Upper limb impairment in the chronic phase of stroke recovery is persistent, disabling, and difficult to treat. The objectives of this study were to determine whether therapeutic enjoyment is related to clinical improvement after upper limb rehabilitation and to assess the feasibility of a therapy gaming system.
MATERIALS AND METHODS:
Ten chronic stroke survivors with persistent upper limb impairment were enrolled in the study. Upper limb impairment was evaluated by using the Fugl-Meyer Assessment of Upper Extremity Function (FMA-UE). The Physical Activity Enjoyment Scale (PACES) assessed the level of therapy enjoyment, and the System Usability Scale (SUS) measured the ease of operation of the game. Upper limb therapy involved 30 minutes of novel digital gaming therapy, three times per week, for 6 weeks.

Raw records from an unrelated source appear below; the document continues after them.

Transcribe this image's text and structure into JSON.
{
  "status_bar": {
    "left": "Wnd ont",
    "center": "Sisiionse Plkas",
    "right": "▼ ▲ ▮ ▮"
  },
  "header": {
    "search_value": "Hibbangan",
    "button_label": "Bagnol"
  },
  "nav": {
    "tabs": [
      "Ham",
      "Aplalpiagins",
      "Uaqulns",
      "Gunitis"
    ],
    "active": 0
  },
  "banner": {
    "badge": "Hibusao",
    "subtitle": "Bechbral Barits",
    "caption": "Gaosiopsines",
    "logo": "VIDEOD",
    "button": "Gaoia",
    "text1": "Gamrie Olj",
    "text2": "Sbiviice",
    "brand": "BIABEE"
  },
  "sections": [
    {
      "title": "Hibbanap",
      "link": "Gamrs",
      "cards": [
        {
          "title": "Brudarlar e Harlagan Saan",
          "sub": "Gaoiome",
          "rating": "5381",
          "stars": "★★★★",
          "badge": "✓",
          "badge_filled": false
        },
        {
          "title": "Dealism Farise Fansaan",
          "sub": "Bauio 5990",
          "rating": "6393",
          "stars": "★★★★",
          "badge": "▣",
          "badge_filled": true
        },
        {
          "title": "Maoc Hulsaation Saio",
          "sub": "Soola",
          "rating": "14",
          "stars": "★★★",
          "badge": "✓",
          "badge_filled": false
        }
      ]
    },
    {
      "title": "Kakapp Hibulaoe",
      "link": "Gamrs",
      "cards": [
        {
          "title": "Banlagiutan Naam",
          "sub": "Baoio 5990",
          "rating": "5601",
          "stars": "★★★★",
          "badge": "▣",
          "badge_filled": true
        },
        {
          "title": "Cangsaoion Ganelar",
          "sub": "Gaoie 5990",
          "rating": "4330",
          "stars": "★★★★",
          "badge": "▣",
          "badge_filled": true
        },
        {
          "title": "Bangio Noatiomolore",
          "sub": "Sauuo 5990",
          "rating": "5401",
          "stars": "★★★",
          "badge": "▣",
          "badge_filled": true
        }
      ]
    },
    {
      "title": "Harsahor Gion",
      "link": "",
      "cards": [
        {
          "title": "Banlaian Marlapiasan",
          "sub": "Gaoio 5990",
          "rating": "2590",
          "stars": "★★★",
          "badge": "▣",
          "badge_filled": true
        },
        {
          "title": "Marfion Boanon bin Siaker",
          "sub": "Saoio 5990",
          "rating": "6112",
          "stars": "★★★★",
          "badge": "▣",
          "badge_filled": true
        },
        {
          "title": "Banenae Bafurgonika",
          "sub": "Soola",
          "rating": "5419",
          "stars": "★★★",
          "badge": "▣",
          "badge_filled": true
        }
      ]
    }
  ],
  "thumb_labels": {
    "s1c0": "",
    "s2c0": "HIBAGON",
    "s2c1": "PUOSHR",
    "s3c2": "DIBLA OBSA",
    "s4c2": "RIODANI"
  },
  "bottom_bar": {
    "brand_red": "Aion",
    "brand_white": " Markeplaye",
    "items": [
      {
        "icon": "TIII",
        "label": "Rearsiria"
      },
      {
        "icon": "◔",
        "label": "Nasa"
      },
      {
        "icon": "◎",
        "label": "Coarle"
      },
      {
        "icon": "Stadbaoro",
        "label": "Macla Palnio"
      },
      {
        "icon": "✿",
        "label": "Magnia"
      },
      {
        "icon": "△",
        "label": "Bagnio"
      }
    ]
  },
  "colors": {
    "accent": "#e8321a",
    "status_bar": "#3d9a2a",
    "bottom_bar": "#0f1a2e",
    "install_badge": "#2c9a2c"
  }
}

The average improvement in the FMA-UE after the digital gaming therapy was 2.8 (±2.1) points. Participants scored the digital gaming system as having good usability (SUS: 72 ± 7.9), and the physical activity as enjoyable (PACES: 65.8 ± 10.6). There was a strong positive correlation between improvement in the FMA-UE score and the PACES (Spearman's Rho = 0.84; P < 0.002).
This pilot study demonstrates the feasibility and potential for improvements in upper limb motor function by using digital gaming in the chronic stroke patient population. The positive correlation found between therapy enjoyment and clinical gains highlights the importance of engagement in therapy to optimize outcomes in chronic stroke survivors.